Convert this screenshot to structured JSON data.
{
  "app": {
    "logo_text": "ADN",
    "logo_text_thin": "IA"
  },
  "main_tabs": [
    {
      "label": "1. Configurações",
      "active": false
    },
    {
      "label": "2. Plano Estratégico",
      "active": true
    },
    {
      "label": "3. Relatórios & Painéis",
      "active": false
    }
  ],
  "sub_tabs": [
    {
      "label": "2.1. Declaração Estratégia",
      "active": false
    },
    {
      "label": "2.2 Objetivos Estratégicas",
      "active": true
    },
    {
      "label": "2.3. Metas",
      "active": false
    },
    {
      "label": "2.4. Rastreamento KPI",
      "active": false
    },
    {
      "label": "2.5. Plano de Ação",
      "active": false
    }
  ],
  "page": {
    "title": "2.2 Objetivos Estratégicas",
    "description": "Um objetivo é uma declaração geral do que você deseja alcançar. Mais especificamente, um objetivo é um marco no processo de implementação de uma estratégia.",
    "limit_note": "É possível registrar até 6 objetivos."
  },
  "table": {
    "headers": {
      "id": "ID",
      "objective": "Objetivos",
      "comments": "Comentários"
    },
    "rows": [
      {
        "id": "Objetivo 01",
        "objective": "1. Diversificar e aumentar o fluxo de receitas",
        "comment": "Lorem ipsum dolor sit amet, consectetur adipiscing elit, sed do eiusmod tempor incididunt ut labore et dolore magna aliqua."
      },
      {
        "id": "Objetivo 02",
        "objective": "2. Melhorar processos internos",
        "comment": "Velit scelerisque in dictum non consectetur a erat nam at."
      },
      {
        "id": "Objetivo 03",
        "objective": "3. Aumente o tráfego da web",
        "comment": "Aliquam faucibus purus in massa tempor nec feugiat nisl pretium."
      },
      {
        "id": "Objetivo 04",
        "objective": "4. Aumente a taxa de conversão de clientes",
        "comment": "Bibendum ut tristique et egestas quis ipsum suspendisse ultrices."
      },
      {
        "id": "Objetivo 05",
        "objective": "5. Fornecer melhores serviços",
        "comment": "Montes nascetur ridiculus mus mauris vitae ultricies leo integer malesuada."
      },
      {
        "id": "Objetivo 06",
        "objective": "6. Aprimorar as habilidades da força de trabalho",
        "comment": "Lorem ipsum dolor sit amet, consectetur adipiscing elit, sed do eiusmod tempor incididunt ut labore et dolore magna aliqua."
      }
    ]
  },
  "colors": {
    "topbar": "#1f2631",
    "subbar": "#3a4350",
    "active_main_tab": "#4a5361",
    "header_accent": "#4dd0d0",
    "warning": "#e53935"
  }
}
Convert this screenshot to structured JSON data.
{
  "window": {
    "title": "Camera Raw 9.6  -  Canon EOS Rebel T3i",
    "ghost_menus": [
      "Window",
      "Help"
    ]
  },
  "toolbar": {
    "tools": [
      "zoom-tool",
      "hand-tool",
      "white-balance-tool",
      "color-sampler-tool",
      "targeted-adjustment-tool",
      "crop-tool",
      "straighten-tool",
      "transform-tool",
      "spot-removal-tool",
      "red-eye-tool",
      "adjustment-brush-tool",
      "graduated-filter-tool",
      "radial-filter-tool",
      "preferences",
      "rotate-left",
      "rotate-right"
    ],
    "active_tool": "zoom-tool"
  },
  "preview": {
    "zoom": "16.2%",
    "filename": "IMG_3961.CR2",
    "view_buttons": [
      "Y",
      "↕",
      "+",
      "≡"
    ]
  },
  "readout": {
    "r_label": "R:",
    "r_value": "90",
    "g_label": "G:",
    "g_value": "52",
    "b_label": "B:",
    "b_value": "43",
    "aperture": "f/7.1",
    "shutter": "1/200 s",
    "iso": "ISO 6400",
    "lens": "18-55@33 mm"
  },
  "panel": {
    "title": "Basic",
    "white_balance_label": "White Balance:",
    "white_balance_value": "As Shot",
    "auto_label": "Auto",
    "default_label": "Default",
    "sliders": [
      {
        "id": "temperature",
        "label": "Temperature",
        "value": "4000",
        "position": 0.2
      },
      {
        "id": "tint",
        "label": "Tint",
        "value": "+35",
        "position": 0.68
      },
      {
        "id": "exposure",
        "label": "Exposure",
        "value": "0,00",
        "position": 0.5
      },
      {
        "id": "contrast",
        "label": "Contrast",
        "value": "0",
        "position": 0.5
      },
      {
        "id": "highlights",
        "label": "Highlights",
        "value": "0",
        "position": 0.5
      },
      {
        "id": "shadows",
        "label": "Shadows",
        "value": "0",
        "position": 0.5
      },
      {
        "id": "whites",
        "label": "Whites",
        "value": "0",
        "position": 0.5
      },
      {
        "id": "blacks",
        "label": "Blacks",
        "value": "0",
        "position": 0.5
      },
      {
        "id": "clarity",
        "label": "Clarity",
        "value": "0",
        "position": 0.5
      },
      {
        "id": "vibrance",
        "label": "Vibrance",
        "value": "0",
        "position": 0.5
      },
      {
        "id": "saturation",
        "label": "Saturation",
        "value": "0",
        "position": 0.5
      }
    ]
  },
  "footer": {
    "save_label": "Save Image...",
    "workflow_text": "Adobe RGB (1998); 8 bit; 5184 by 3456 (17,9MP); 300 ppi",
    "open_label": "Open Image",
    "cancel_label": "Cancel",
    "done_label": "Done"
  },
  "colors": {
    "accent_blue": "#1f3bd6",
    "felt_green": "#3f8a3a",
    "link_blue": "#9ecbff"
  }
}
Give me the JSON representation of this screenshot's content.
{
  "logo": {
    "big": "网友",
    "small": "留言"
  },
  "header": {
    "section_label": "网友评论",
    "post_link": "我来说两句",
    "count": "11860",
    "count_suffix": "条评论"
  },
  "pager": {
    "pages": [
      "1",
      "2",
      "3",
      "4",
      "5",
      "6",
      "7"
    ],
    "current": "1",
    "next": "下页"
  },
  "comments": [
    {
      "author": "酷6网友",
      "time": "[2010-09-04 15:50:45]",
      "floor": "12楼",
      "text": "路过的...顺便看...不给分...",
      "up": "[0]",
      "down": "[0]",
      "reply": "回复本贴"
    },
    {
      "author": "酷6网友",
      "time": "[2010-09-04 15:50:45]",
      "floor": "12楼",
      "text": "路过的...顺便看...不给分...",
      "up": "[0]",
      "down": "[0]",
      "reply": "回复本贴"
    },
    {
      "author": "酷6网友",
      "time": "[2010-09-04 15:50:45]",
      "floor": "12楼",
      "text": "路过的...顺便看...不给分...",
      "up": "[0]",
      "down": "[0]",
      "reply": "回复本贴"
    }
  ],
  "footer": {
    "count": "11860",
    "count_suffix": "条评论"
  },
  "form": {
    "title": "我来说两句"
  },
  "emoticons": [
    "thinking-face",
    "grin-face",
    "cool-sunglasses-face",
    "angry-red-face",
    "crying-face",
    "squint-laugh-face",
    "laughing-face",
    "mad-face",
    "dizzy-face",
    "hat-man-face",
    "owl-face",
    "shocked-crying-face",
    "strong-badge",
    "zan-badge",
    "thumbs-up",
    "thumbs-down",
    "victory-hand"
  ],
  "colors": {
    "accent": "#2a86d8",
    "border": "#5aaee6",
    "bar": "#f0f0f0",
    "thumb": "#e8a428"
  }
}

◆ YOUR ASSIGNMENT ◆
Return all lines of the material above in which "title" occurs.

◆ EXPECTED ANSWER ◆
    "title": "2.2 Objetivos Estratégicas",
    "title": "Camera Raw 9.6  -  Canon EOS Rebel T3i",
    "title": "Basic",
    "title": "我来说两句"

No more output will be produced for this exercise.